━━━ Information given ━━━

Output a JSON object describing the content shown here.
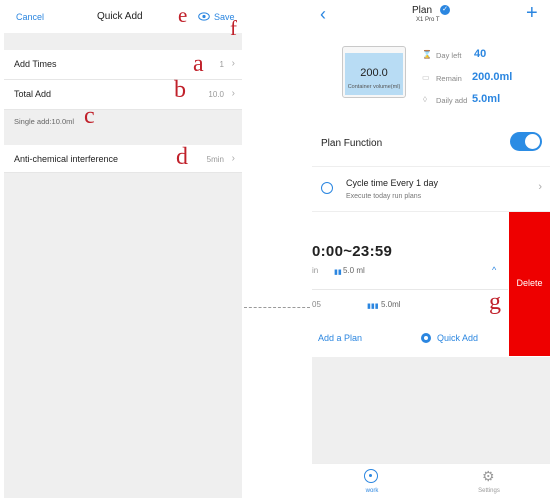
{
  "quick_add": {
    "cancel_label": "Cancel",
    "title": "Quick Add",
    "save_label": "Save",
    "add_times": {
      "label": "Add Times",
      "value": "1"
    },
    "total_add": {
      "label": "Total Add",
      "value": "10.0"
    },
    "single_add": "Single add:10.0ml",
    "anti_chem": {
      "label": "Anti-chemical interference",
      "value": "5min"
    }
  },
  "annotations": {
    "a": "a",
    "b": "b",
    "c": "c",
    "d": "d",
    "e": "e",
    "f": "f",
    "g": "g"
  },
  "plan": {
    "title": "Plan",
    "subtitle": "X1 Pro T",
    "container": {
      "value": "200.0",
      "label": "Container volume(ml)"
    },
    "stats": {
      "day_left": {
        "label": "Day left",
        "value": "40"
      },
      "remain": {
        "label": "Remain",
        "value": "200.0ml"
      },
      "daily_add": {
        "label": "Daily add",
        "value": "5.0ml"
      }
    },
    "plan_function_label": "Plan Function",
    "plan_function_on": true,
    "cycle": {
      "title": "Cycle time  Every 1 day",
      "desc": "Execute today run plans"
    },
    "plan_item": {
      "time": "0:00~23:59",
      "sub": "in",
      "volume": "5.0 ml",
      "sub2": "05",
      "volume2": "5.0ml"
    },
    "delete_label": "Delete",
    "add_plan_label": "Add a Plan",
    "quick_add_label": "Quick Add",
    "tabs": {
      "work": "work",
      "settings": "Settings"
    }
  },
  "colors": {
    "accent": "#2b86e0",
    "delete": "#ee0000",
    "annotation": "#c0202a"
  }
}
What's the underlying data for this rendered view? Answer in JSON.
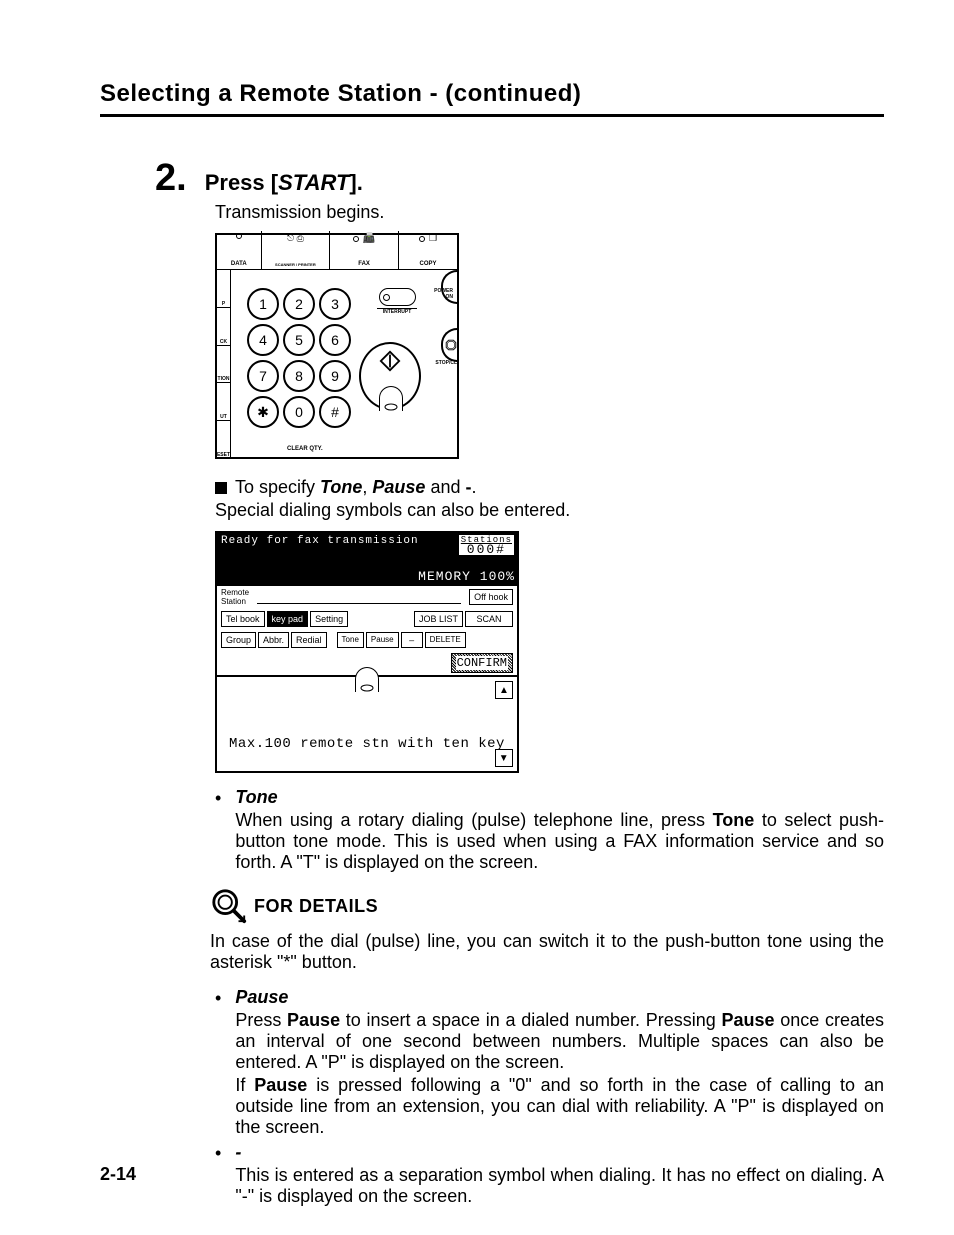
{
  "header": {
    "title": "Selecting a Remote Station -  (continued)"
  },
  "step": {
    "number": "2.",
    "instruction_prefix": "Press [",
    "instruction_word": "Start",
    "instruction_suffix": "].",
    "sub": "Transmission begins."
  },
  "keypad": {
    "top": {
      "data": "DATA",
      "scanner": "SCANNER / PRINTER",
      "fax": "FAX",
      "copy": "COPY"
    },
    "left_tabs": [
      "P",
      "CK",
      "TION",
      "UT",
      "ESET"
    ],
    "keys": [
      "1",
      "2",
      "3",
      "4",
      "5",
      "6",
      "7",
      "8",
      "9",
      "✱",
      "0",
      "#"
    ],
    "clear": "CLEAR QTY.",
    "interrupt": "INTERRUPT",
    "power": "POWER\nON",
    "stop": "STOP/CL"
  },
  "spec": {
    "line_prefix": "To specify ",
    "tone": "Tone",
    "comma": ", ",
    "pause": "Pause",
    "and": " and ",
    "dash": "-",
    "period": ".",
    "sub": "Special dialing symbols can also be entered."
  },
  "lcd": {
    "ready": "Ready for fax transmission",
    "stations_label": "Stations",
    "stations_count": "000#",
    "memory": "MEMORY 100%",
    "remote_label": "Remote\nStation",
    "offhook": "Off hook",
    "telbook": "Tel book",
    "keypad": "key pad",
    "setting": "Setting",
    "joblist": "JOB LIST",
    "scan": "SCAN",
    "group": "Group",
    "abbr": "Abbr.",
    "redial": "Redial",
    "tone": "Tone",
    "pause": "Pause",
    "dash": "–",
    "delete": "DELETE",
    "confirm": "CONFIRM",
    "maxmsg": "Max.100 remote stn with ten key"
  },
  "bullets": {
    "tone": {
      "label": "Tone",
      "body_1": "When using a rotary dialing (pulse) telephone line, press ",
      "body_bold": "Tone",
      "body_2": " to select push-button tone mode. This is used when using a FAX information service and so forth. A \"T\" is displayed on the screen."
    },
    "pause": {
      "label": "Pause",
      "p1_a": "Press ",
      "p1_b": "Pause",
      "p1_c": " to insert a space in a dialed number. Pressing ",
      "p1_d": "Pause",
      "p1_e": " once creates an interval of one second between numbers. Multiple spaces can also be entered. A \"P\" is displayed on the screen.",
      "p2_a": "If ",
      "p2_b": "Pause",
      "p2_c": " is pressed following a \"0\" and so forth in the case of calling to an outside line from an extension, you can dial with reliability. A \"P\" is displayed on the screen."
    },
    "dash": {
      "label": "-",
      "body": "This is entered as a separation symbol when dialing. It has no effect on dialing. A \"-\" is displayed on the screen."
    }
  },
  "details": {
    "heading": "FOR DETAILS",
    "text": "In case of the dial (pulse) line, you can switch it to the push-button tone using the asterisk \"*\" button."
  },
  "page_number": "2-14"
}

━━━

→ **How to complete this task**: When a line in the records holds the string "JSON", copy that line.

→ **Written answer**:
Output a JSON object describing the content shown here.
What's the underlying data for this rendered view? Answer in JSON.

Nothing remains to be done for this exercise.